17/01/2017 10:53 GMT | Updated 18/01/2018 05:12 GMT

An Open Letter To This NHS

To the NHS, I hope this finds you well. I know you've had some bad press of late so I just wanted to see you how you're feeling and let you know that despite your troubles, I'm still your number one fan.

To the NHS,

I hope this finds you well. I know you've had some bad press of late so I just wanted to see you how you're feeling and let you know that despite your troubles, I'm still your number one fan.

I'm writing this whilst sat in one of your wards. It's extraordinarily clean, one of your super human staff members has just been in to turn my dad and I can hear him being a cheeky sod to them, so I think he's on the mend.

We were reacquainted yesterday after my dad was brought to one of your hospitals via a dramatically called ambulance, after a low level infection turned into sepsis in a matter of hours. This incident is just one of a long history of dashes to the hospital that my poor Pops has to endure as part of his MS (Multiple Sclerosis) which is slowly having a go at destroying what's left of his working body parts.

We're now used to chats in side rooms with solemn doctors who tell my sister and I 'to prepare for the worst'. But every time he's an absolute trooper and his battle-weary body pulls through because of your staff: his own personal army, unleashing everything they possibly have in their armory to keep him alive. Our gratitude is immeasurable and every time I'm struck by how I wish I could say thank you to everyone. So, here goes:

To the paramedics who arrived within minutes of us calling you, I can't begin to explain how calm you made me feel. Thanks for taking control of an escalating situation and treating my dad like a human being from the off. Thanks for listening to me, and looking me in the eye, and when you asked if he had a wife and I said she had passed away, thanks for touching my arm and saying 'God you've been through the wringer, I hope you're OK', because you didn't need to do that. Thanks for letting me help you in the back of the ambulance so I didn't feel useless, and for repeatedly calling my dad a hero, and for coming back in to the family room to say goodbye and check I had a drink and some food. None of those things are in your job description but you did them anyway.

To the team of doctors and nurses who stabilised my dad in the Resus unit in A&E, thanks for working +12 hour night shifts to keep people like my dad alive and people like me reassured. Thanks for using your massive brains to help other people, even though your pay is quite frankly shocking and the conditions in which you work increasingly untenable. I'm surprised more of you haven't stuck your middle finger up and buggered off. I hope you know how appreciated you are. Thanks for answering my unending questions and when I got pushy and upset that we were still in the same position 10 hours later, thanks for continuing to be nice to me.

To the student nurse; thanks for bringing me a cup of tea and leaving the tea bag in because you didn't know how strong I take it (NOTE: this would only happen in a hospital in Yorkshire). And to the nurse who told me to go home and get some sleep after 12 hours: I only did it because I knew you'd make sure he got to his ward OK.

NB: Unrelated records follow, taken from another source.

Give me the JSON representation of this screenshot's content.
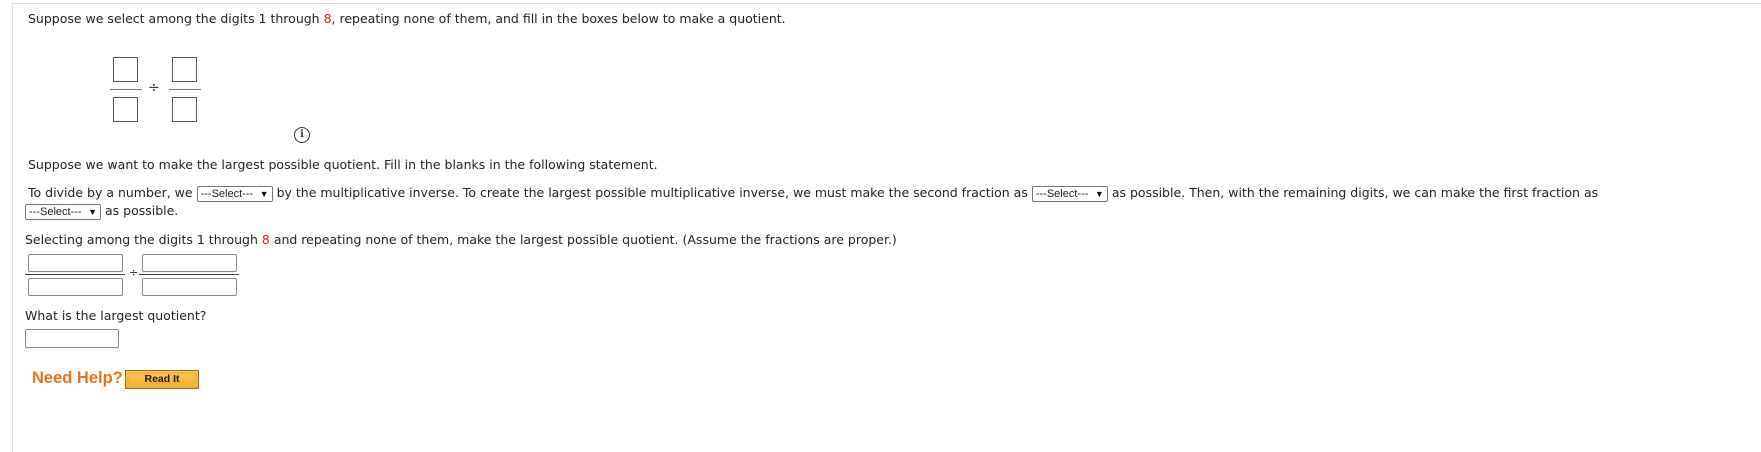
{
  "intro": {
    "part1": "Suppose we select among the digits 1 through ",
    "max_digit": "8",
    "part2": ", repeating none of them, and fill in the boxes below to make a quotient."
  },
  "div_symbol": "÷",
  "info_icon": {
    "name": "info-icon",
    "glyph": "i"
  },
  "prompt_statement": "Suppose we want to make the largest possible quotient. Fill in the blanks in the following statement.",
  "statement": {
    "s1": "To divide by a number, we",
    "select1": "---Select---",
    "s2": "by the multiplicative inverse. To create the largest possible multiplicative inverse, we must make the second fraction as",
    "select2": "---Select---",
    "s3": "as possible. Then, with the remaining digits, we can make the first fraction as",
    "select3": "---Select---",
    "s4": "as possible."
  },
  "selecting": {
    "part1": "Selecting among the digits 1 through ",
    "max_digit": "8",
    "part2": " and repeating none of them, make the largest possible quotient. (Assume the fractions are proper.)"
  },
  "question": "What is the largest quotient?",
  "help": {
    "title": "Need Help?",
    "read_it": "Read It"
  },
  "colors": {
    "accent_red": "#d02020",
    "help_orange": "#e8731a",
    "button_gold": "#f4a72a"
  }
}
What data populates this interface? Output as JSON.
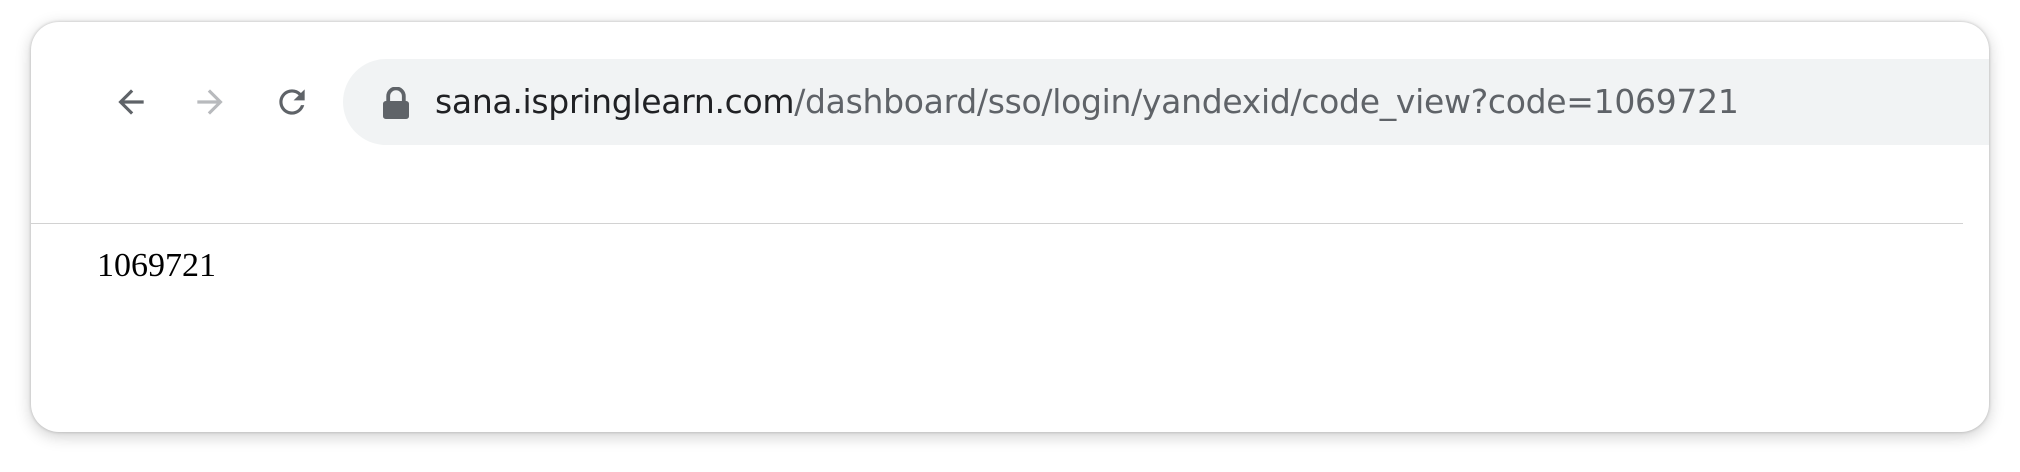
{
  "toolbar": {
    "back_icon": "arrow-left-icon",
    "forward_icon": "arrow-right-icon",
    "reload_icon": "reload-icon"
  },
  "address_bar": {
    "security_icon": "lock-icon",
    "host": "sana.ispringlearn.com",
    "path": "/dashboard/sso/login/yandexid/code_view?code=1069721"
  },
  "page": {
    "body_text": "1069721"
  },
  "colors": {
    "omnibox_background": "#f1f3f4",
    "host_text": "#202124",
    "path_text": "#5f6368",
    "icon_active": "#5f6368",
    "icon_disabled": "#b8babd"
  }
}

Thank you to the consultant who re-drew a neater version of a diagram of my dad's kidneys at 3.30am so I could take a picture and send it to my sister. And to the nurse in the ward who has been unrelentingly jolly today and sung 'THE ONLY WAY IS UP! BABY!' as she helped my dad sit up.

To your big boss, Theresa May, I would like to say this: I think we can all agree that this place we take for granted, our NHS, is beyond wonderful but also in a right, royal mess. My dad was in A&E for 13 HOURS because there were no beds in the wards with enough staff and not enough staff on the wards where there were empty beds.

He has been in and out of hospital for years, in which time he's had a varying level of care including terrible pressure sores from hospital stays and weeks waiting to be discharged. It's slowly gotten worse and it's just not good enough.

I can't even begin to imagine the scale of the problem you are faced with but I do understand that austerity cuts have led to a complete breakdown between health and social care, resulting in a nation of blocked beds. Rest assured Mrs May, this is most definitely a crisis.

Unlike those paramedics who went above and beyond for my family, surely fixing the NHS is part of your job description? Or are you happy for your lowly-paid, over worked workforce to continue to apologise, day after day, for a system that leaves poorly people, quite literally, with nowhere to go? These super-humans are propping up your system, day in, day out, and you're refusing to even acknowledge the problem.

I'm willing to give you the benefit of the doubt and hope that the reason you chose a career in politics is the same reason the vast majority of the people that work for the NHS chose theirs too: to make a positive difference to people who are struggling or unable to help themselves, regardless of their background, wealth or need. If you had just one of the qualities the doctors, nurses and paramedics I've thanked above display every single day, we'd be heading in the right direction.

Anyway, back to you, my NHS. I know you're snowed under at the moment so no need to write back, but rest assured, I'm behind you all the way.

Lots of love,

Gabrielle (your biggest fan)